“While most people are well meaning when they post appearance-related content on social media, our research confirms it can unintentionally have a negative impact on body image, which we know can have significant consequences across all aspects of people’s lives. We hope this campaign empowers all social media users to be more mindful about what they post and encourages Australians to support themselves online, to create social media environments that are kinder to our body image,” says Melissa Wilton, Head of Communications and Engagement at Butterfly Foundation.

“We acknowledge there is a complex intersection between social media and body image, and in recognition of this, since 2018, we have partnered with Butterfly Foundation to deliver four educational initiatives driven by community feedback and research. Enter the Chat underscores the importance of conscious content creation and highlights the Instagram tools and technology available to users in curating their online experience, including functions such as nudges, take a break, blocking, muting, hidden words, ‘not interested’ and more,” says Mia Garlick, Director of Public Policy at Meta Australia.

To watch creators ‘Enter the Chat’ and get involved at home, follow @thebutterflyfoundation on Instagram.

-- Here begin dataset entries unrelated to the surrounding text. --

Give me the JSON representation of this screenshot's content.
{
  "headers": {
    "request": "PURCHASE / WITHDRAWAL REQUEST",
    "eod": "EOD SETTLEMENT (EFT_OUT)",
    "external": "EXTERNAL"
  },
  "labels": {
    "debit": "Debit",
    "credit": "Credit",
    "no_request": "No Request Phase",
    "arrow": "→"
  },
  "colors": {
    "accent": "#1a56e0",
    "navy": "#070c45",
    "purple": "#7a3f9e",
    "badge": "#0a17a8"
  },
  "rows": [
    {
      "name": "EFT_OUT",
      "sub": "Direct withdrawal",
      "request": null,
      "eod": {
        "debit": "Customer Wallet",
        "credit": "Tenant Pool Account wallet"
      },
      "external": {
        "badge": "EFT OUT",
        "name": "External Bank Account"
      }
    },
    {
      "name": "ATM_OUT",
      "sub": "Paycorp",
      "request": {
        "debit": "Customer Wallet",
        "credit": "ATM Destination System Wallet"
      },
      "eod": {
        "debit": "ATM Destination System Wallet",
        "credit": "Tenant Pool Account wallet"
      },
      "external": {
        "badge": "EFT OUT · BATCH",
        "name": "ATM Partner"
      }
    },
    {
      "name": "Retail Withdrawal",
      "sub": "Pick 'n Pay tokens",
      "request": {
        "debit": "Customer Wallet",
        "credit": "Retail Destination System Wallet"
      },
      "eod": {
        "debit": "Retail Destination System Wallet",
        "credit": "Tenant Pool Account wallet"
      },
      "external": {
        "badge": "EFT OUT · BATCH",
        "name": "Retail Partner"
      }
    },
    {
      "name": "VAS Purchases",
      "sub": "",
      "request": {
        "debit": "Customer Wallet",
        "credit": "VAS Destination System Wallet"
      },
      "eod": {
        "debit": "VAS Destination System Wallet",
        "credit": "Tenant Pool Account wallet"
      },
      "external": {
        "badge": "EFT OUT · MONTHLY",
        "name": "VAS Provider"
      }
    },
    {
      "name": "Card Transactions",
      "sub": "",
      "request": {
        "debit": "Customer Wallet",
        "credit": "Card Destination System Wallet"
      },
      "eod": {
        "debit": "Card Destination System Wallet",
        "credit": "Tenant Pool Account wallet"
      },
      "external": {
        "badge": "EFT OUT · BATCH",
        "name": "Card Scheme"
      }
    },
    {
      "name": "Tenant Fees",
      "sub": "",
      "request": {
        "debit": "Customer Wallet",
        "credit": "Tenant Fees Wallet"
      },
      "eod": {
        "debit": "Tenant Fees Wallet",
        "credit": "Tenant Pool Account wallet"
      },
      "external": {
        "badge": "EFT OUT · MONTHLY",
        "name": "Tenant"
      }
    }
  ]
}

For more information on ‘Enter the Chat’, watch the full-length conversation with creators and to find resources, social media tools, information relating to body image issues and where to get help, visit